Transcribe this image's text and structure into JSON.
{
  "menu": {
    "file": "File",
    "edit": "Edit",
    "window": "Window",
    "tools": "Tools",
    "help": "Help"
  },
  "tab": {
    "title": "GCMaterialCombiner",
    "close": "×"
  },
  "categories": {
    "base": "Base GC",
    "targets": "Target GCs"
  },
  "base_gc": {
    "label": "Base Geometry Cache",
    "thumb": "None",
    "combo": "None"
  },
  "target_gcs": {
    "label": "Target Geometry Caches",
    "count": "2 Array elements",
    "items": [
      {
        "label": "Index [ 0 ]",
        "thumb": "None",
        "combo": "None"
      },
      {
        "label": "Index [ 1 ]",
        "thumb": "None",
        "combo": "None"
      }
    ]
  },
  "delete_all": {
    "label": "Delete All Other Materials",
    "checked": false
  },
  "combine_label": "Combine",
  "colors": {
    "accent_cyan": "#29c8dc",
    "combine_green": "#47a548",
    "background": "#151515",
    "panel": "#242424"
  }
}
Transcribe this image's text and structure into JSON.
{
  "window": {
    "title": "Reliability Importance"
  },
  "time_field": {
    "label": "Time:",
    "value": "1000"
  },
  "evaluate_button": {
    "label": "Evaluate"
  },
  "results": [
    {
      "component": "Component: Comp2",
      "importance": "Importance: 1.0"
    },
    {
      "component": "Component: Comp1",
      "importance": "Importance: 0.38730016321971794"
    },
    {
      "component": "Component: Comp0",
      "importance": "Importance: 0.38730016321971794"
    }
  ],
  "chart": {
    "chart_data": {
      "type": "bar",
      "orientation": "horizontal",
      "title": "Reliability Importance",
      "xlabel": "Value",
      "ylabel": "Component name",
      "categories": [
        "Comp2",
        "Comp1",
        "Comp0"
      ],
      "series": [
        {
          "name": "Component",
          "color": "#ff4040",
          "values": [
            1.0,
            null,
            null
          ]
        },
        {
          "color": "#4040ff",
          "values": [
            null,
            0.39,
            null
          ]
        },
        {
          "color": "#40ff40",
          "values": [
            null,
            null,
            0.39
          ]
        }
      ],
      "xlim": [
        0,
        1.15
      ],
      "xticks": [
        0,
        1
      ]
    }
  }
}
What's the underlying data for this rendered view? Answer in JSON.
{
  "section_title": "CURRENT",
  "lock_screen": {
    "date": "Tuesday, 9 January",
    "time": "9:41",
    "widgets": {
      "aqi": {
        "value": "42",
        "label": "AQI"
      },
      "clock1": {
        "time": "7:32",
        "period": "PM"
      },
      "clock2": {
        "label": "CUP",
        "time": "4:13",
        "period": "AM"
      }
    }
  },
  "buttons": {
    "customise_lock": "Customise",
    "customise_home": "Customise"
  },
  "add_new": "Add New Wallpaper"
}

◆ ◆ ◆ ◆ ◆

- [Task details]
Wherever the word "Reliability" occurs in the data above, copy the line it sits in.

- [Result for this task]
    "title": "Reliability Importance"
      "title": "Reliability Importance",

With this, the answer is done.